Korea started hosting the headquarters of the Green Climate Fund (GCF) in Songdo, Incheon in December 2012, the last year of the Lee Myung-bak administration. Korea became the first Asian country to bring in an environment-related institution under the United Nations (UN). This was the highlight of the green growth policies that the Lee Myung-bak administration emphasized during the ruling period, as Korea became capable of speaking officially regarding international issues including greenhouse emissions rights and climate change.
However, after two years now, the government is worrying about continuing to support the GCF. In fact, the Park Geun-hye administration does not actively support green growth policies. However, as Germany, which was competing against Korea to host the headquarters of the GCF, said that it would pay US$1 billion ahead of the UN Climate Summit to be held in New York on September 23, Korea cannot just ignore the situation. The country needs to decide whether to keep up is appearances as a hosting country of the GCF headquarters or to consider practical matters soon.
According to the related departments including the Ministry of Strategy and Finance, the government is busy trying to solve the problem regarding the additional GCF share before President Park Geun-hye’s official schedule during the UN General Assembly and the Climate Summit on Sept. 22 to 24. Since hosting the GCF headquarters in 2012, Korea promised to pay the operation fund of US$1 million every year until 2020, support US$40 million for building capacity, and provide US$5 billion as green official development assistance (ODA). According to the Ministry of Strategy and Finance, Korea has paid a total US$12 million so far, including US$2 million of operation funds and another US$10 million for capacity building.

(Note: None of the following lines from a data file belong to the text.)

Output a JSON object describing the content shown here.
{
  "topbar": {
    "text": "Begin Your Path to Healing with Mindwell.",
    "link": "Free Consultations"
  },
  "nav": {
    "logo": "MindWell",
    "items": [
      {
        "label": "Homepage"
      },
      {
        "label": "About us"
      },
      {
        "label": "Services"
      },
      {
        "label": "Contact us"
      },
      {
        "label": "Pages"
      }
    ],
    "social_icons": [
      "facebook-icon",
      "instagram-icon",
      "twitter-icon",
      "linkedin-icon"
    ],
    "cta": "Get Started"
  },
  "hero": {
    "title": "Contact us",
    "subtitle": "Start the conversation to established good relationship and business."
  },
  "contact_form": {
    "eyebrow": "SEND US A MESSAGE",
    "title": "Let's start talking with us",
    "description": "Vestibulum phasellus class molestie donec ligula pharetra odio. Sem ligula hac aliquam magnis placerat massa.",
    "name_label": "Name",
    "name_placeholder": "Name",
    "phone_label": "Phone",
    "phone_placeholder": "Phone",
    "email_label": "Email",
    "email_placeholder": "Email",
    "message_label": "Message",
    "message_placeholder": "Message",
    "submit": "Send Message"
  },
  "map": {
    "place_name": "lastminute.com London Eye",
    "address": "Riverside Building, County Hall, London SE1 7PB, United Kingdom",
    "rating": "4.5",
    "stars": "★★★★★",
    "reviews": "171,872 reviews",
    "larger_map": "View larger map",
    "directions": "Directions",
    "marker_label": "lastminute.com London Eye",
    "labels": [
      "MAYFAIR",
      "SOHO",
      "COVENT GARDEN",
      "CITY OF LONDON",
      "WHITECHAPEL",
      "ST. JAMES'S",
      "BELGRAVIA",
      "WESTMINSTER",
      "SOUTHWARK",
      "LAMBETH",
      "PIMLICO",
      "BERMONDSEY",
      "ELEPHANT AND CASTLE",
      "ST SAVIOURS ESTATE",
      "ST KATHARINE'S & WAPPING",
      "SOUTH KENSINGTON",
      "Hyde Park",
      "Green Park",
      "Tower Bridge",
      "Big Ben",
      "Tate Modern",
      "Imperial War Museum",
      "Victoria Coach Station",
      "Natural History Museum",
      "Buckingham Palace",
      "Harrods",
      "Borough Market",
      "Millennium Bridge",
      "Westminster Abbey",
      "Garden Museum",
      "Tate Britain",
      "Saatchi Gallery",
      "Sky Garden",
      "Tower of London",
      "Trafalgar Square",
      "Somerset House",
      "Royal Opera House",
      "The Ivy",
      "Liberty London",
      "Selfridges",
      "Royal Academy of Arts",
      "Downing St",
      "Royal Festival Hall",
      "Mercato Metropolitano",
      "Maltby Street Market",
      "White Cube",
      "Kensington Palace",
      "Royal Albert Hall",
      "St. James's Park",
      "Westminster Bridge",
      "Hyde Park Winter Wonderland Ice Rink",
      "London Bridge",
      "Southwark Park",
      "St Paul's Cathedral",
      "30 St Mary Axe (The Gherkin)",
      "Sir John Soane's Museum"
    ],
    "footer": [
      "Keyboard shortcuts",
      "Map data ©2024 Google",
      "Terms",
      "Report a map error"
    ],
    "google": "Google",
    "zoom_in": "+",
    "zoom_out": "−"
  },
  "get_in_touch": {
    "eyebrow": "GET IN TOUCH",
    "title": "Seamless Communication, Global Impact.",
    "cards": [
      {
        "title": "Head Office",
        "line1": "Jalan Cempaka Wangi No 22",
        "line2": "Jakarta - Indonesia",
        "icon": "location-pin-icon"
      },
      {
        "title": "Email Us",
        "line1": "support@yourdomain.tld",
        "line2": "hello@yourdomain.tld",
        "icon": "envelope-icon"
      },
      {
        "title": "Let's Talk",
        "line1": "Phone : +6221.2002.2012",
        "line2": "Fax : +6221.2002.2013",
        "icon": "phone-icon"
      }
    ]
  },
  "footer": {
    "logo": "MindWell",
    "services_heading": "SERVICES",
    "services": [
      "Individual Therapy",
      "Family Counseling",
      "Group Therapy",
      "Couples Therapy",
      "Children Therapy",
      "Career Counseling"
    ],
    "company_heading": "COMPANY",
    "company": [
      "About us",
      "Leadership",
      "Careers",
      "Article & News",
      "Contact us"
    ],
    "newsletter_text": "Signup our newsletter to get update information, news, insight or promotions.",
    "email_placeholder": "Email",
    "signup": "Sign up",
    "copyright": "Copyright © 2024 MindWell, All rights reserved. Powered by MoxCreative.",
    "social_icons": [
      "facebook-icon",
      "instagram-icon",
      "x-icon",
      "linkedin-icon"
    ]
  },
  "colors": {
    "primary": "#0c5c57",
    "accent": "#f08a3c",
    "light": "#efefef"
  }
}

The GCF aims to raise US$100 billion (100 trillion won) in funds every year, but is having difficulties in initial financing. The GCF headquarters claims that other countries should actively participate in raising funds to respond to climate changes. Especially after Angela Merkel, Chancellor of Germany, promised to pay US$1 billion, the GCF is publicly pressuring other countries including Korea, since the UN Climate Summit in which leaders from 140 countries get together is to be imminently held in New York on Sept. 23.
President Park will explain how to create new growth drivers by making countermeasures against climate change as an essential task of the creative economy and mention the additional GCF share as well at the summit. This means that relevant departments, including the Ministry of Strategy and Finance, have to solve GCF problems before President Park leaves Korea. The amount of additional share has not been determined yet. One side is claiming to pay a similar amount to Germany as the hosting country of the headquarters, and the other side is insisting to be practical and realistic.
Regarding this, an official at the Ministry of Strategy and Finance said, “Korea is honestly keeping the promise to pay a standard quota as the hosting country of the headquarters. Furthermore, as Korea is classified as a developing country, not an advanced country, in the UN Framework Convention on Climate Change (UNFCCC), there is not much burden of additional share.”
Advanced countries feel quite obliged to raise funds as they are immediately concerned about greenhouse gas emission issues. However, developing countries that can voluntarily participate have a relatively lesser burden. But in Korea's case, since the Lee Myung-bak administration declared to decrease greenhouse emissions quantity by up to 30 percent of business as usual (BAU) and promised to provide substantial financial support when hosting the GCF headquarters, there is a lot of pressure from other countries.